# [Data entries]

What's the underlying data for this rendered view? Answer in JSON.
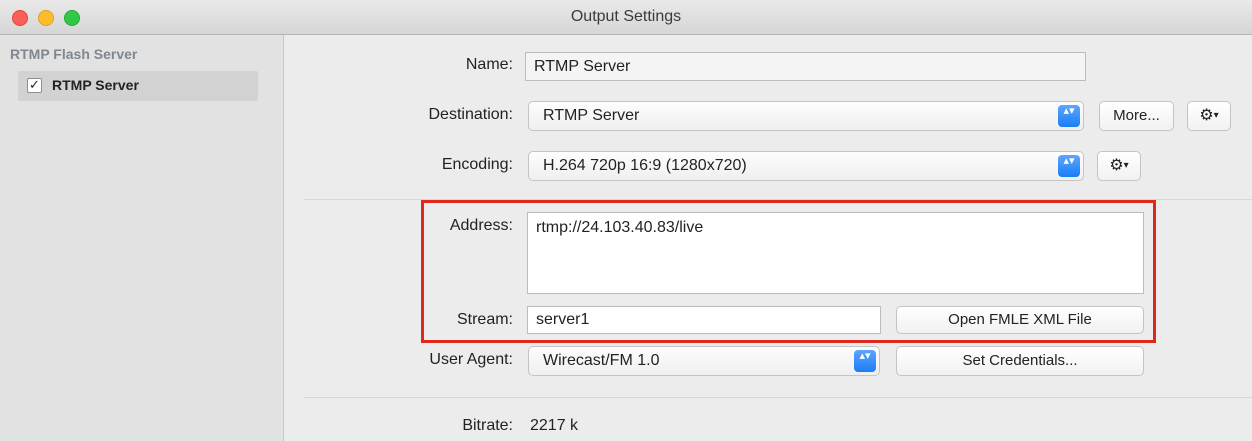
{
  "window": {
    "title": "Output Settings"
  },
  "sidebar": {
    "group_label": "RTMP Flash Server",
    "items": [
      {
        "label": "RTMP Server",
        "checked": true,
        "check_glyph": "✓"
      }
    ]
  },
  "form": {
    "name": {
      "label": "Name:",
      "value": "RTMP Server"
    },
    "destination": {
      "label": "Destination:",
      "value": "RTMP Server",
      "more_label": "More..."
    },
    "encoding": {
      "label": "Encoding:",
      "value": "H.264 720p 16:9 (1280x720)"
    },
    "address": {
      "label": "Address:",
      "value": "rtmp://24.103.40.83/live"
    },
    "stream": {
      "label": "Stream:",
      "value": "server1",
      "open_button": "Open FMLE XML File"
    },
    "user_agent": {
      "label": "User Agent:",
      "value": "Wirecast/FM 1.0",
      "credentials_button": "Set Credentials..."
    },
    "bitrate": {
      "label": "Bitrate:",
      "value": "2217 k"
    }
  },
  "icons": {
    "gear": "⚙",
    "caret": "▾",
    "popup_arrows": "▴▾"
  },
  "colors": {
    "highlight": "#e0271b",
    "accent": "#1a7ef5"
  }
}
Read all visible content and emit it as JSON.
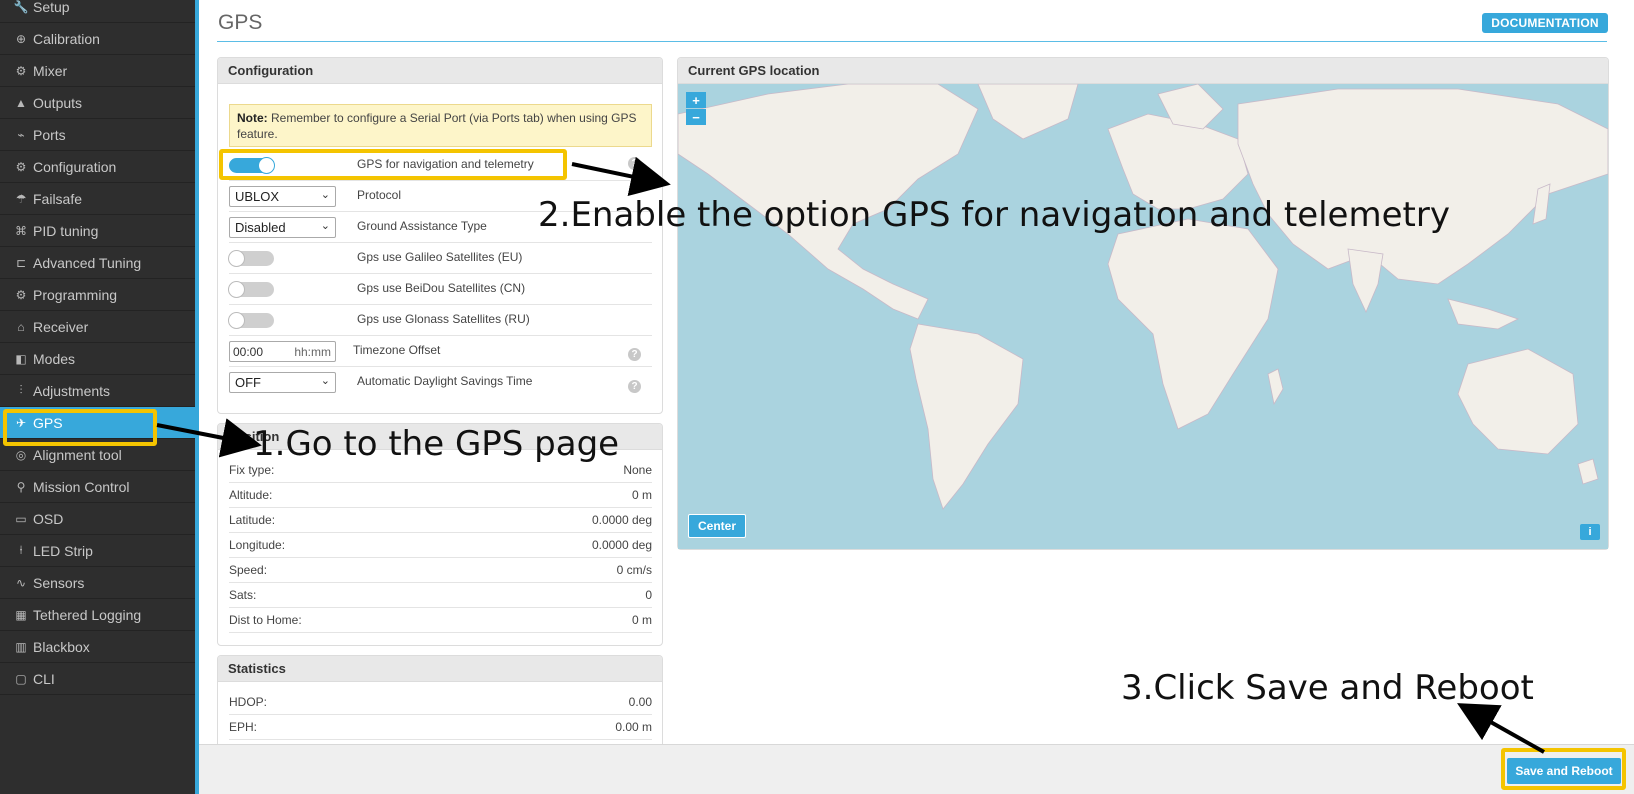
{
  "sidebar": {
    "items": [
      {
        "label": "Setup",
        "icon": "wrench-icon",
        "glyph": "🔧"
      },
      {
        "label": "Calibration",
        "icon": "crosshair-icon",
        "glyph": "⊕"
      },
      {
        "label": "Mixer",
        "icon": "mixer-icon",
        "glyph": "⚙"
      },
      {
        "label": "Outputs",
        "icon": "motor-icon",
        "glyph": "▲"
      },
      {
        "label": "Ports",
        "icon": "plug-icon",
        "glyph": "⌁"
      },
      {
        "label": "Configuration",
        "icon": "gear-icon",
        "glyph": "⚙"
      },
      {
        "label": "Failsafe",
        "icon": "parachute-icon",
        "glyph": "☂"
      },
      {
        "label": "PID tuning",
        "icon": "sitemap-icon",
        "glyph": "⌘"
      },
      {
        "label": "Advanced Tuning",
        "icon": "tree-icon",
        "glyph": "⊏"
      },
      {
        "label": "Programming",
        "icon": "gear-icon",
        "glyph": "⚙"
      },
      {
        "label": "Receiver",
        "icon": "robot-icon",
        "glyph": "⌂"
      },
      {
        "label": "Modes",
        "icon": "toggle-icon",
        "glyph": "◧"
      },
      {
        "label": "Adjustments",
        "icon": "sliders-icon",
        "glyph": "⫶"
      },
      {
        "label": "GPS",
        "icon": "satellite-icon",
        "glyph": "✈"
      },
      {
        "label": "Alignment tool",
        "icon": "compass-icon",
        "glyph": "◎"
      },
      {
        "label": "Mission Control",
        "icon": "map-marker-icon",
        "glyph": "⚲"
      },
      {
        "label": "OSD",
        "icon": "osd-icon",
        "glyph": "▭"
      },
      {
        "label": "LED Strip",
        "icon": "bulb-icon",
        "glyph": "⍿"
      },
      {
        "label": "Sensors",
        "icon": "pulse-icon",
        "glyph": "∿"
      },
      {
        "label": "Tethered Logging",
        "icon": "keyboard-icon",
        "glyph": "▦"
      },
      {
        "label": "Blackbox",
        "icon": "chip-icon",
        "glyph": "▥"
      },
      {
        "label": "CLI",
        "icon": "terminal-icon",
        "glyph": "▢"
      }
    ],
    "active_index": 13
  },
  "header": {
    "title": "GPS",
    "doc_label": "DOCUMENTATION"
  },
  "configuration": {
    "title": "Configuration",
    "note_bold": "Note:",
    "note_text": " Remember to configure a Serial Port (via Ports tab) when using GPS feature.",
    "gps_toggle_label": "GPS for navigation and telemetry",
    "gps_toggle_on": true,
    "protocol_value": "UBLOX",
    "protocol_label": "Protocol",
    "assist_value": "Disabled",
    "assist_label": "Ground Assistance Type",
    "galileo_label": "Gps use Galileo Satellites (EU)",
    "beidou_label": "Gps use BeiDou Satellites (CN)",
    "glonass_label": "Gps use Glonass Satellites (RU)",
    "tz_value": "00:00",
    "tz_unit": "hh:mm",
    "tz_label": "Timezone Offset",
    "dst_value": "OFF",
    "dst_label": "Automatic Daylight Savings Time",
    "help_glyph": "?"
  },
  "position": {
    "title": "Position",
    "rows": [
      {
        "k": "Fix type:",
        "v": "None"
      },
      {
        "k": "Altitude:",
        "v": "0 m"
      },
      {
        "k": "Latitude:",
        "v": "0.0000 deg"
      },
      {
        "k": "Longitude:",
        "v": "0.0000 deg"
      },
      {
        "k": "Speed:",
        "v": "0 cm/s"
      },
      {
        "k": "Sats:",
        "v": "0"
      },
      {
        "k": "Dist to Home:",
        "v": "0 m"
      }
    ]
  },
  "statistics": {
    "title": "Statistics",
    "rows": [
      {
        "k": "HDOP:",
        "v": "0.00"
      },
      {
        "k": "EPH:",
        "v": "0.00 m"
      }
    ]
  },
  "map": {
    "title": "Current GPS location",
    "zoom_in": "+",
    "zoom_out": "−",
    "center_label": "Center",
    "info_label": "i",
    "water_color": "#aad3df",
    "land_color": "#f2efe9"
  },
  "footer": {
    "save_label": "Save and Reboot"
  },
  "annotations": {
    "step1": "1.Go to the GPS page",
    "step2": "2.Enable the option GPS for navigation and telemetry",
    "step3": "3.Click Save and Reboot",
    "highlight_color": "#f4c400"
  }
}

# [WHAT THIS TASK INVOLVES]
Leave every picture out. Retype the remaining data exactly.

# [OUTPUT OF THE TASK]
What's the underlying data for this rendered view? Answer in JSON.
{
  "window": {
    "title": "Output Settings"
  },
  "sidebar": {
    "group_label": "RTMP Flash Server",
    "items": [
      {
        "label": "RTMP Server",
        "checked": true,
        "check_glyph": "✓"
      }
    ]
  },
  "form": {
    "name": {
      "label": "Name:",
      "value": "RTMP Server"
    },
    "destination": {
      "label": "Destination:",
      "value": "RTMP Server",
      "more_label": "More..."
    },
    "encoding": {
      "label": "Encoding:",
      "value": "H.264 720p 16:9 (1280x720)"
    },
    "address": {
      "label": "Address:",
      "value": "rtmp://24.103.40.83/live"
    },
    "stream": {
      "label": "Stream:",
      "value": "server1",
      "open_button": "Open FMLE XML File"
    },
    "user_agent": {
      "label": "User Agent:",
      "value": "Wirecast/FM 1.0",
      "credentials_button": "Set Credentials..."
    },
    "bitrate": {
      "label": "Bitrate:",
      "value": "2217 k"
    }
  },
  "icons": {
    "gear": "⚙",
    "caret": "▾",
    "popup_arrows": "▴▾"
  },
  "colors": {
    "highlight": "#e0271b",
    "accent": "#1a7ef5"
  }
}
Read all visible content and emit it as JSON.
{
  "sidebar": {
    "items": [
      {
        "label": "Setup",
        "icon": "wrench-icon",
        "glyph": "🔧"
      },
      {
        "label": "Calibration",
        "icon": "crosshair-icon",
        "glyph": "⊕"
      },
      {
        "label": "Mixer",
        "icon": "mixer-icon",
        "glyph": "⚙"
      },
      {
        "label": "Outputs",
        "icon": "motor-icon",
        "glyph": "▲"
      },
      {
        "label": "Ports",
        "icon": "plug-icon",
        "glyph": "⌁"
      },
      {
        "label": "Configuration",
        "icon": "gear-icon",
        "glyph": "⚙"
      },
      {
        "label": "Failsafe",
        "icon": "parachute-icon",
        "glyph": "☂"
      },
      {
        "label": "PID tuning",
        "icon": "sitemap-icon",
        "glyph": "⌘"
      },
      {
        "label": "Advanced Tuning",
        "icon": "tree-icon",
        "glyph": "⊏"
      },
      {
        "label": "Programming",
        "icon": "gear-icon",
        "glyph": "⚙"
      },
      {
        "label": "Receiver",
        "icon": "robot-icon",
        "glyph": "⌂"
      },
      {
        "label": "Modes",
        "icon": "toggle-icon",
        "glyph": "◧"
      },
      {
        "label": "Adjustments",
        "icon": "sliders-icon",
        "glyph": "⫶"
      },
      {
        "label": "GPS",
        "icon": "satellite-icon",
        "glyph": "✈"
      },
      {
        "label": "Alignment tool",
        "icon": "compass-icon",
        "glyph": "◎"
      },
      {
        "label": "Mission Control",
        "icon": "map-marker-icon",
        "glyph": "⚲"
      },
      {
        "label": "OSD",
        "icon": "osd-icon",
        "glyph": "▭"
      },
      {
        "label": "LED Strip",
        "icon": "bulb-icon",
        "glyph": "⍿"
      },
      {
        "label": "Sensors",
        "icon": "pulse-icon",
        "glyph": "∿"
      },
      {
        "label": "Tethered Logging",
        "icon": "keyboard-icon",
        "glyph": "▦"
      },
      {
        "label": "Blackbox",
        "icon": "chip-icon",
        "glyph": "▥"
      },
      {
        "label": "CLI",
        "icon": "terminal-icon",
        "glyph": "▢"
      }
    ],
    "active_index": 13
  },
  "header": {
    "title": "GPS",
    "doc_label": "DOCUMENTATION"
  },
  "configuration": {
    "title": "Configuration",
    "note_bold": "Note:",
    "note_text": " Remember to configure a Serial Port (via Ports tab) when using GPS feature.",
    "gps_toggle_label": "GPS for navigation and telemetry",
    "gps_toggle_on": true,
    "protocol_value": "UBLOX",
    "protocol_label": "Protocol",
    "assist_value": "Disabled",
    "assist_label": "Ground Assistance Type",
    "galileo_label": "Gps use Galileo Satellites (EU)",
    "beidou_label": "Gps use BeiDou Satellites (CN)",
    "glonass_label": "Gps use Glonass Satellites (RU)",
    "tz_value": "00:00",
    "tz_unit": "hh:mm",
    "tz_label": "Timezone Offset",
    "dst_value": "OFF",
    "dst_label": "Automatic Daylight Savings Time",
    "help_glyph": "?"
  },
  "position": {
    "title": "Position",
    "rows": [
      {
        "k": "Fix type:",
        "v": "None"
      },
      {
        "k": "Altitude:",
        "v": "0 m"
      },
      {
        "k": "Latitude:",
        "v": "0.0000 deg"
      },
      {
        "k": "Longitude:",
        "v": "0.0000 deg"
      },
      {
        "k": "Speed:",
        "v": "0 cm/s"
      },
      {
        "k": "Sats:",
        "v": "0"
      },
      {
        "k": "Dist to Home:",
        "v": "0 m"
      }
    ]
  },
  "statistics": {
    "title": "Statistics",
    "rows": [
      {
        "k": "HDOP:",
        "v": "0.00"
      },
      {
        "k": "EPH:",
        "v": "0.00 m"
      }
    ]
  },
  "map": {
    "title": "Current GPS location",
    "zoom_in": "+",
    "zoom_out": "−",
    "center_label": "Center",
    "info_label": "i",
    "water_color": "#aad3df",
    "land_color": "#f2efe9"
  },
  "footer": {
    "save_label": "Save and Reboot"
  },
  "annotations": {
    "step1": "1.Go to the GPS page",
    "step2": "2.Enable the option GPS for navigation and telemetry",
    "step3": "3.Click Save and Reboot",
    "highlight_color": "#f4c400"
  }
}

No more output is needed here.